From then onwards, he accumulated a great deal of experience in the field of journalism, writing not only in his mother-tongue, but also in English, as he collaborated with many significant Australian media outlets, such as The Herald, The Sunday Observer,  the early programs for radio SBS, The Catholic Advocate and Australian Soccer Weekly.

In 1983, Di Zio joined Il Globo in the role of editor for Victoria.

He remained a dedicated and generous part of the editorial team until December 2012, when he was forced to leave his job due to personal reasons.

One cannot mention Di Zio without paying tribute to an aspect which rendered him among one of the most known and loved personalities in Melbourne: his commitment and role in the world of Australian football.

As a journalist, he closely followed the semi-professional and professional football competitions, as well as conceiving of and developing the newspaper insert Junior Roo, which covered youth soccer.

He was also manager of the Italian Football Association of Victoria and of many other clubs and associations.

Without wishing to disregard any of the clubs to which he contributed, not just in sports but in the general community, it must be said that his role alongside the “miracle” of Juventus will be forever remembered.  

Another miracle, this time made in the spirit of solidarity, was that of fundraising for the population of Abruzzo, in occasion of the tragic earthquake which occurred on April 6, 2009.

Di Zio distinguished himself by gathering some of the most important figures of the community in support of the project.

He is a man who has never held back in dedicating himself to the growth of the Italian community and assisting the needy, and his worth was recognised by Lou Sticca, one of the most important businessmen in the world of Australian football, who said “if ever a man deserved public recognition, it’s Rocco”.

“He has helped many immigrants for decades, often at his own expense,” Sticca said.

“Altruism is an appropriate word to use for Rocco.”

Local community representative and member of the Liverpool Hospital Disability and Carers Committee Grazia Fava was also awarded an OAM for her service to community health. 

Fava founded the Autism and Advisory Support Service, NSW in 2007 and has been CEO since 2017.

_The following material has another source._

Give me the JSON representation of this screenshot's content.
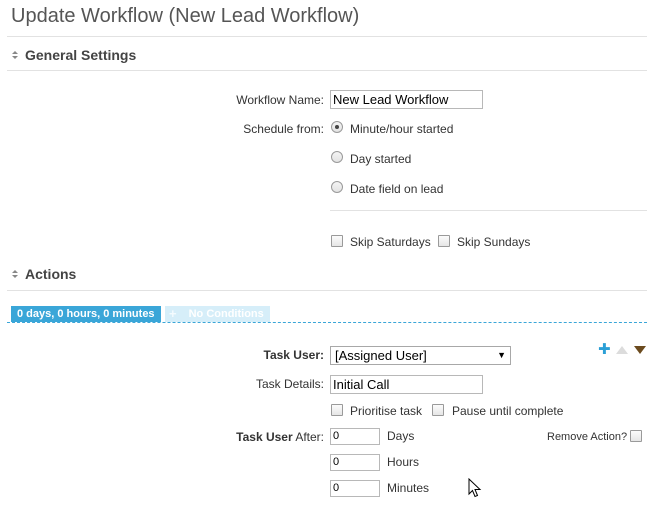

Her passion for autism was ignited when searching for services for her two boys, who were both diagnosed with autism and global developmental delay (GDD).

She also established autism support groups in a range of languages, a resource library and shop, and a 24-hour autism hotline.

Over the years, Fava’s work in community health areas has been recognised through various awards, such as the Women of the West Award, awarded by the University of Western Sydney in 2015, and the Liverpool Citizen of the Year Award for 2011 – 2012.

Fava is one of 422 women who received awards in the 2019 Honours list.

At 37.4 per cent, it’s the highest number and percentage received by women ever.

Another medal winner from the Italian community was Angelo Maggiotto, for his service to the community through charitable organisations.

Maggiotto arrived in Sydney from Castelfranco, in Veneto, in 1957.

He joined his brother, who had been in Australia since 1954.

In Sydney, he continued to work in building and construction as he had in Italy, but over the years became involved with diverse charity organisations and fundraising campaigns.

The current owner of Maggiotto Building Pty Ltd, he is also Ambassador for the Father Atanasio Gonelli Charitable Fund, and a member of Maria SS delle Grazie Association and San Vittorio Martire Association.

Maggiotto has been involved in fundraising for the Cerebral Palsy Alliance, and has designed and built two orphanages in Banda Aceh, Indonesia.

Multicultural NSW Advisory Board Member and Chairman of the Father Atanasio Gonelli Charitable Fund Felice Montrone OAM described Angelo Maggiotto as “giving a lot to the community” and “very generous”.

In an interview with SBS Radio, Maggiotto thanked everyone who has worked alongside him and helped him in his efforts, saying the award “is not just for me, but for everyone who helped me”.

“It was a big surprise [to receive the award],” Maggiotto said.

“I am very proud.

“There are people in the world who are needier than me.

“Everything I have done, I have done it from the heart.”